Beside the sea
||Drowning is the third most common cause of death in the under 16 age group. Some 50 children drown in the UK every year
For obvious reasons, the number of accidents involving water always rises during hot weather and Roger Vincent of the Royal Society for the Prevention of Accidents (RoSPA) urges parents who live near open water to discourage children from playing there.
“There are so many dangers. Children overestimate their swimming capabilities,” he warns.
“The water remains cold even during hot weather and there are the hazards of current, weeds and deep holes which can drag them down.
"Children should go to a properly supervised area where they have to wear life jackets.”
Children should be taught to swim – currently 200,000 children leave primary school without the basic skills needed to survive in water.
For seaside holidays
to be fun for everyone, parents
Flag warning system
- Know where the life guard (if there is one) operates from.
- Check tide tables. Some tides come in so quickly a child can be out of his depth, and further out from the shore than he can cope with.
- Tell children to swim parallel to the shore, so that they won’t get out of their depth.
- Point out landmarks to swim between so they keep within your vision - and don’t get lost on the beach.
- Follow the flag system - see below.
- Not allow inflatables in the sea unless there is a designated area which is supervised or you can oversee.
- Remember sun protection - you can burn while in the water.
- Not allow swimming for one hour after eating a meal.
This is the new flag system
which has been agreed throughout the UK
- images curtesy of RoSPA.
| Red and yellow – lifeguards are on patrol and you should swim in the area between the flags.
|| Red – when this flag is flying it is dangerous to swim and you should not go into the water.
|| Black and white – this indicates that the area has been designated for use by surf and Malibu boards and it is not safe for swimmers and bathers.
in the UK
are usually supervised
and children should be made aware
of all the regulations
like no running, ducking, dive-bombing
. Generally children have to be over eight
years old before they are allowed to swim
on their own.
or in hotel
you should check the depth
of the pool (this isn’t always marked). You may also want to make sure that the pool is properly maintained
lose body heat
very quickly so the water temperature
should be at least 29°C, 28°C

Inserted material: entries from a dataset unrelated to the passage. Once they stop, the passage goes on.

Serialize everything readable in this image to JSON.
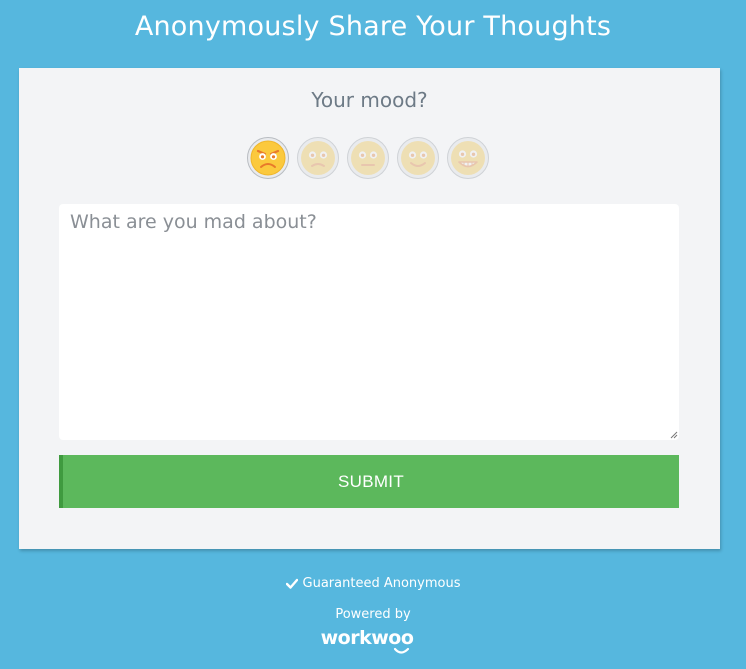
{
  "header": {
    "title": "Anonymously Share Your Thoughts"
  },
  "form": {
    "mood_question": "Your mood?",
    "moods": [
      {
        "name": "mad",
        "selected": true
      },
      {
        "name": "sad",
        "selected": false
      },
      {
        "name": "neutral",
        "selected": false
      },
      {
        "name": "happy",
        "selected": false
      },
      {
        "name": "very-happy",
        "selected": false
      }
    ],
    "comment_value": "",
    "comment_placeholder": "What are you mad about?",
    "submit_label": "SUBMIT"
  },
  "footer": {
    "guarantee_text": "Guaranteed Anonymous",
    "powered_by": "Powered by",
    "brand": "workwoo"
  },
  "colors": {
    "background": "#56b7de",
    "card": "#f3f4f6",
    "submit": "#5cb85c",
    "mood_face": "#fbc93d"
  }
}
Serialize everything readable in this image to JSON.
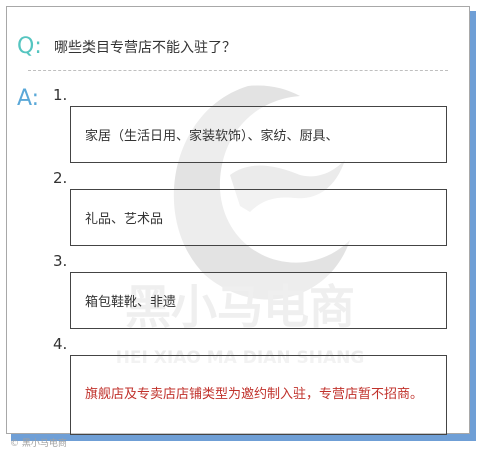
{
  "question": {
    "letter": "Q:",
    "text": "哪些类目专营店不能入驻了？"
  },
  "answer": {
    "letter": "A:",
    "items": [
      {
        "number": "1.",
        "text": "家居（生活日用、家装软饰）、家纺、厨具、"
      },
      {
        "number": "2.",
        "text": "礼品、艺术品"
      },
      {
        "number": "3.",
        "text": "箱包鞋靴、非遗"
      },
      {
        "number": "4.",
        "text": "旗舰店及专卖店店铺类型为邀约制入驻，专营店暂不招商。"
      }
    ]
  },
  "watermark": {
    "brand_cn": "黑小马电商",
    "brand_en": "HEI XIAO MA DIAN SHANG"
  },
  "credit": "© 黑小马电商",
  "colors": {
    "q_accent": "#55c5c0",
    "a_accent": "#5aa8d8",
    "note_red": "#c0312b",
    "card_shadow": "#6f9fd6"
  }
}
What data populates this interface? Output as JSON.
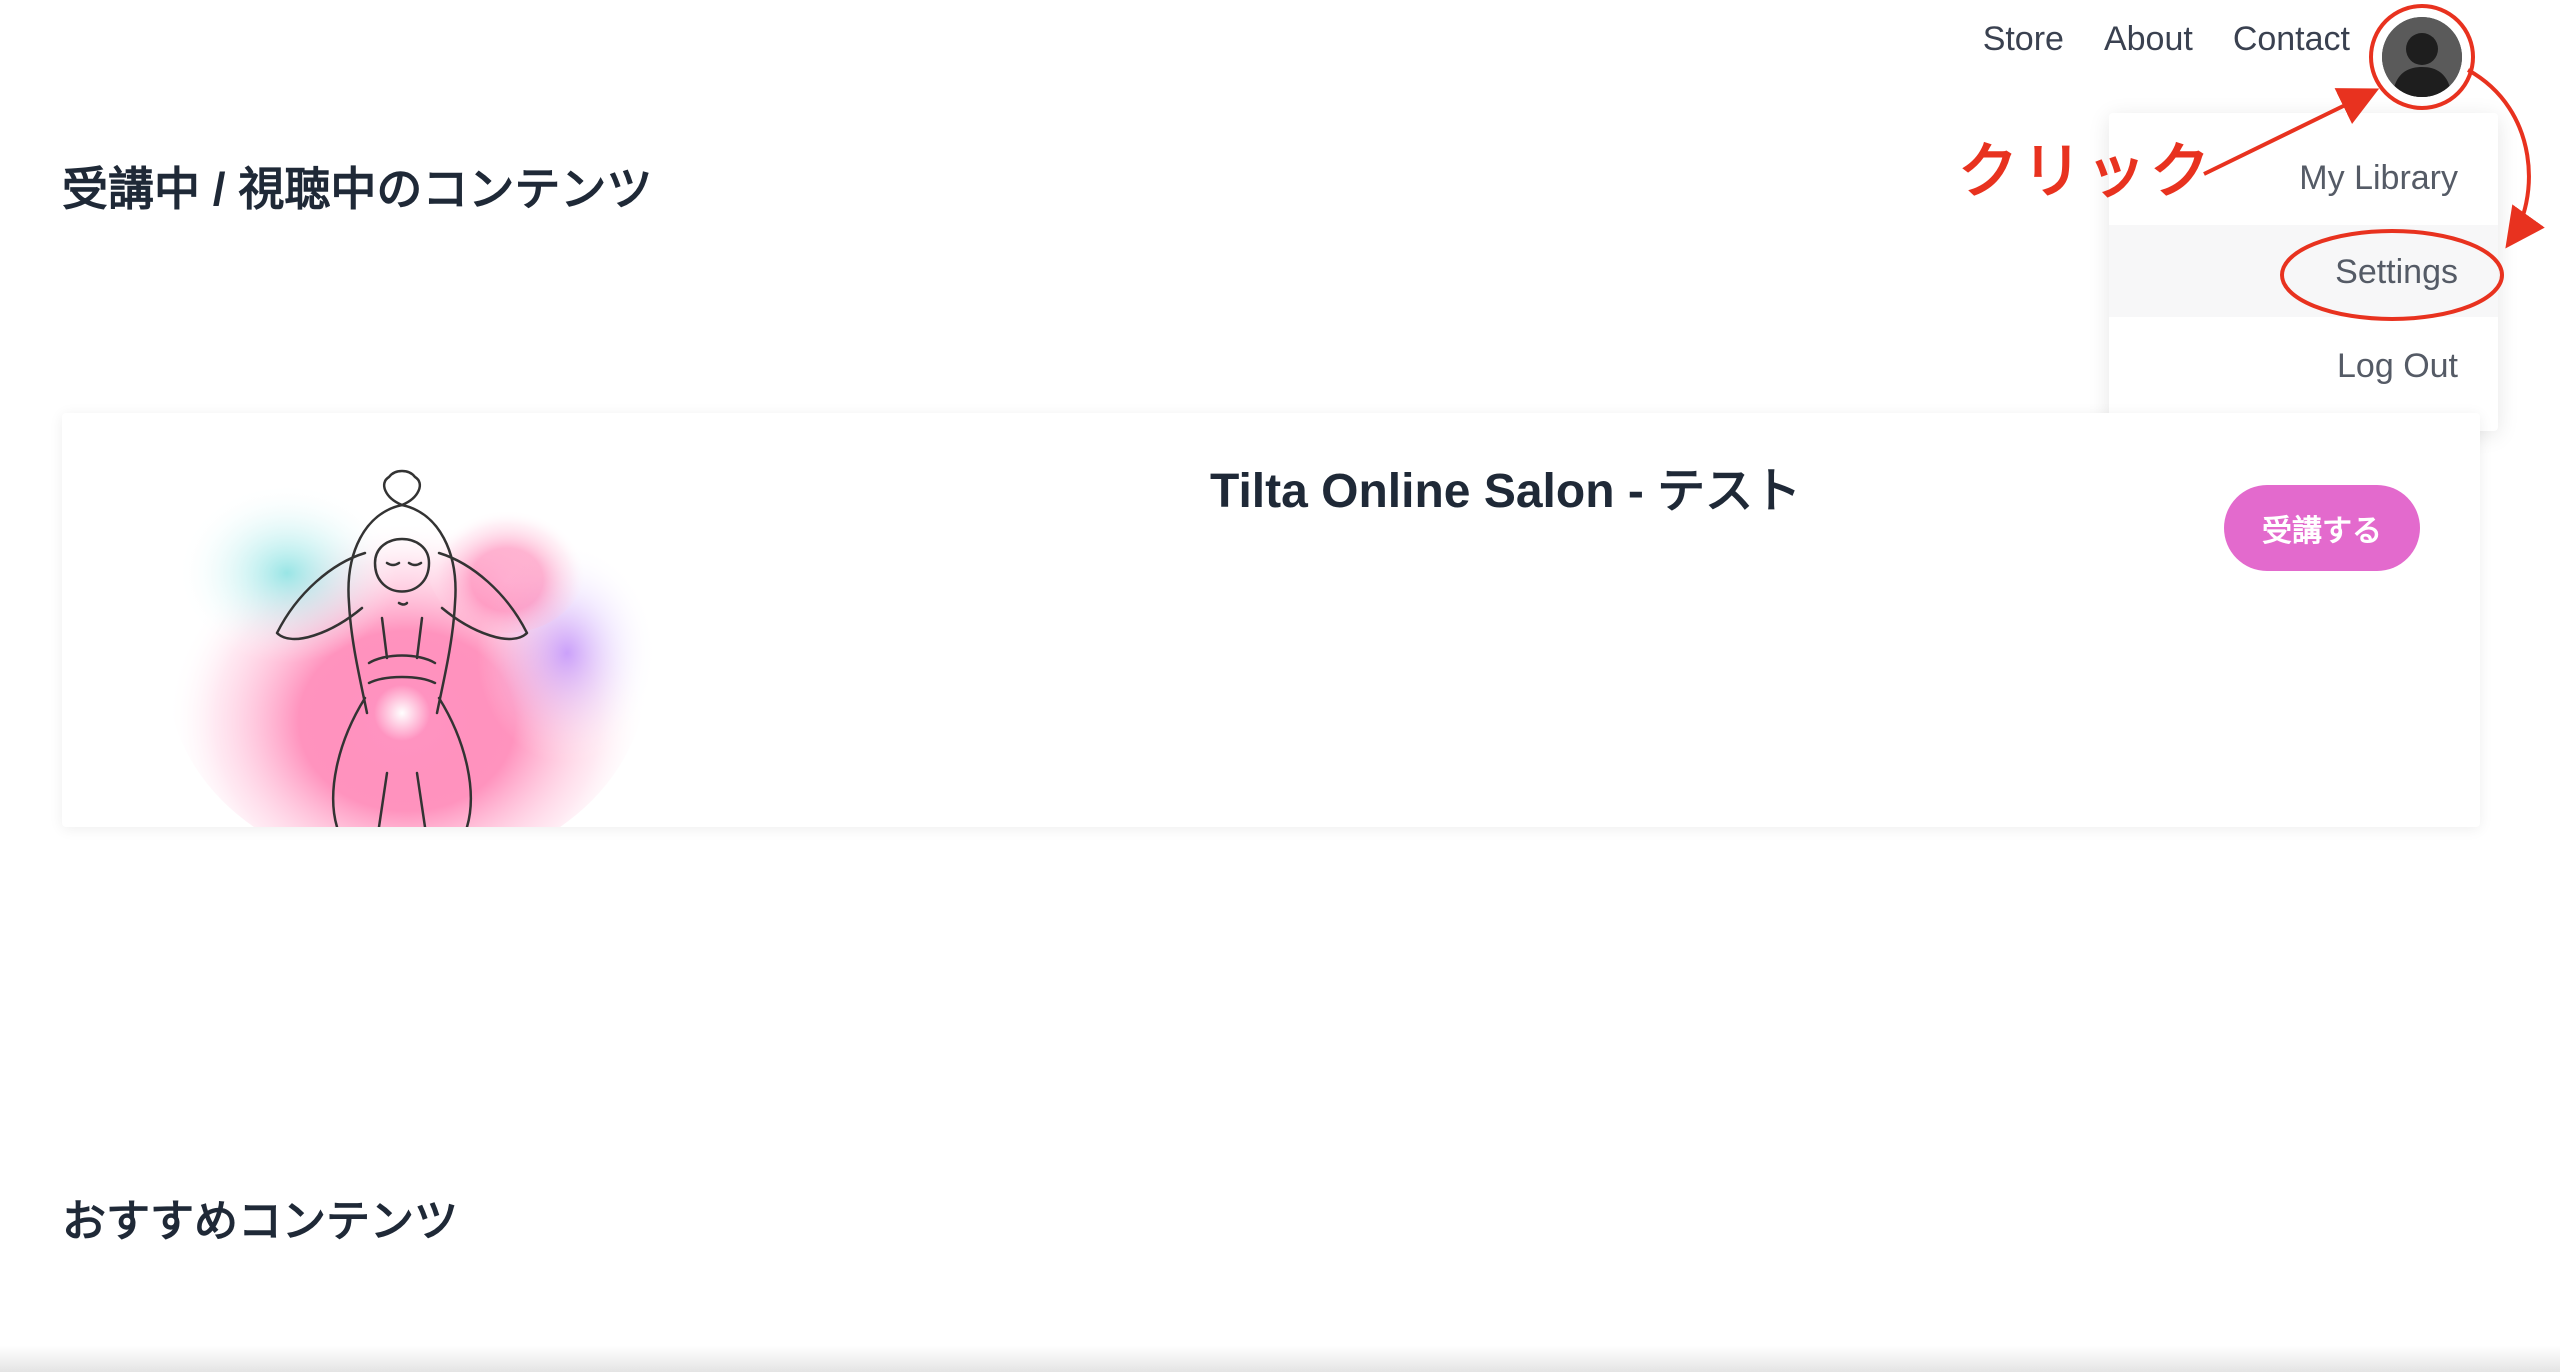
{
  "nav": {
    "links": [
      "Store",
      "About",
      "Contact"
    ]
  },
  "dropdown": {
    "items": [
      "My Library",
      "Settings",
      "Log Out"
    ]
  },
  "main": {
    "enrolled_heading": "受講中 / 視聴中のコンテンツ",
    "recommended_heading": "おすすめコンテンツ"
  },
  "course": {
    "title": "Tilta Online Salon - テスト",
    "button_label": "受講する"
  },
  "annotation": {
    "label": "クリック",
    "color": "#e8321f"
  },
  "colors": {
    "accent_button": "#e36acd",
    "heading_text": "#1f2937"
  }
}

as recommended by the Amateur Swimming Association.
The temperature outside
should be a degree or so warmer.
Children, especially the under-fives

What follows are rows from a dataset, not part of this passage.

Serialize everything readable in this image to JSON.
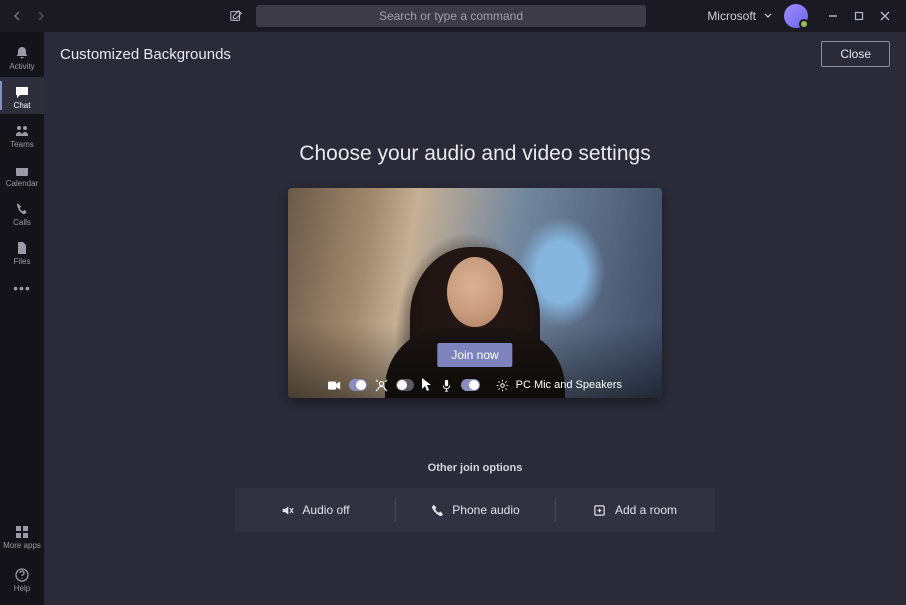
{
  "titlebar": {
    "search_placeholder": "Search or type a command",
    "org_label": "Microsoft"
  },
  "rail": {
    "activity": "Activity",
    "chat": "Chat",
    "teams": "Teams",
    "calendar": "Calendar",
    "calls": "Calls",
    "files": "Files",
    "more_apps": "More apps",
    "help": "Help"
  },
  "header": {
    "title": "Customized Backgrounds",
    "close": "Close"
  },
  "prejoin": {
    "heading": "Choose your audio and video settings",
    "join_label": "Join now",
    "device_label": "PC Mic and Speakers",
    "toggles": {
      "camera_on": true,
      "bgfx_on": false,
      "mic_on": true
    },
    "other_heading": "Other join options",
    "options": {
      "audio_off": "Audio off",
      "phone_audio": "Phone audio",
      "add_room": "Add a room"
    }
  }
}
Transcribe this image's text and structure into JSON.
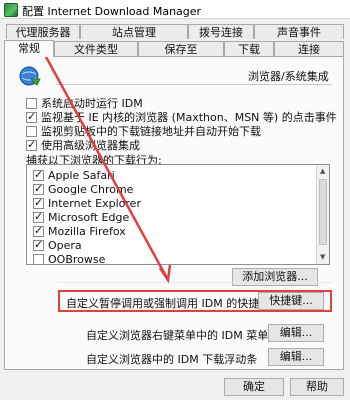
{
  "window": {
    "title": "配置 Internet Download Manager"
  },
  "tabs_row1": [
    "代理服务器",
    "站点管理",
    "拨号连接",
    "声音事件"
  ],
  "tabs_row2": [
    "常规",
    "文件类型",
    "保存至",
    "下载",
    "连接"
  ],
  "section": {
    "title": "浏览器/系统集成"
  },
  "options": [
    {
      "label": "系统启动时运行 IDM",
      "checked": false
    },
    {
      "label": "监视基于 IE 内核的浏览器 (Maxthon、MSN 等) 的点击事件",
      "checked": true
    },
    {
      "label": "监视剪贴板中的下载链接地址并自动开始下载",
      "checked": false
    },
    {
      "label": "使用高级浏览器集成",
      "checked": true
    }
  ],
  "browsers": {
    "group_label": "捕获以下浏览器的下载行为:",
    "items": [
      {
        "name": "Apple Safari",
        "checked": true
      },
      {
        "name": "Google Chrome",
        "checked": true
      },
      {
        "name": "Internet Explorer",
        "checked": true
      },
      {
        "name": "Microsoft Edge",
        "checked": true
      },
      {
        "name": "Mozilla Firefox",
        "checked": true
      },
      {
        "name": "Opera",
        "checked": true
      },
      {
        "name": "OOBrowse",
        "checked": false
      }
    ],
    "add_button": "添加浏览器..."
  },
  "hotkey": {
    "label": "自定义暂停调用或强制调用 IDM 的快捷键",
    "button": "快捷键..."
  },
  "context_menu": {
    "label": "自定义浏览器右键菜单中的 IDM 菜单项",
    "button": "编辑..."
  },
  "download_panel": {
    "label": "自定义浏览器中的 IDM 下载浮动条",
    "button": "编辑..."
  },
  "footer": {
    "ok": "确定",
    "help": "帮助"
  },
  "colors": {
    "annotation": "#e04040",
    "panel": "#fbfbfb",
    "window_bg": "#f0f0f0"
  }
}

, should be supervised
at all times. They can drown
in a few inches
happen when a parent just pops
into the house
for a towel
or to answer the phone
or a doorbell.
your child or children - wrap
them in towels
and take them with you.
should always be emptied
(or hung up somewhere out of reach) overnight
in case children go into the garden on their own the next morning.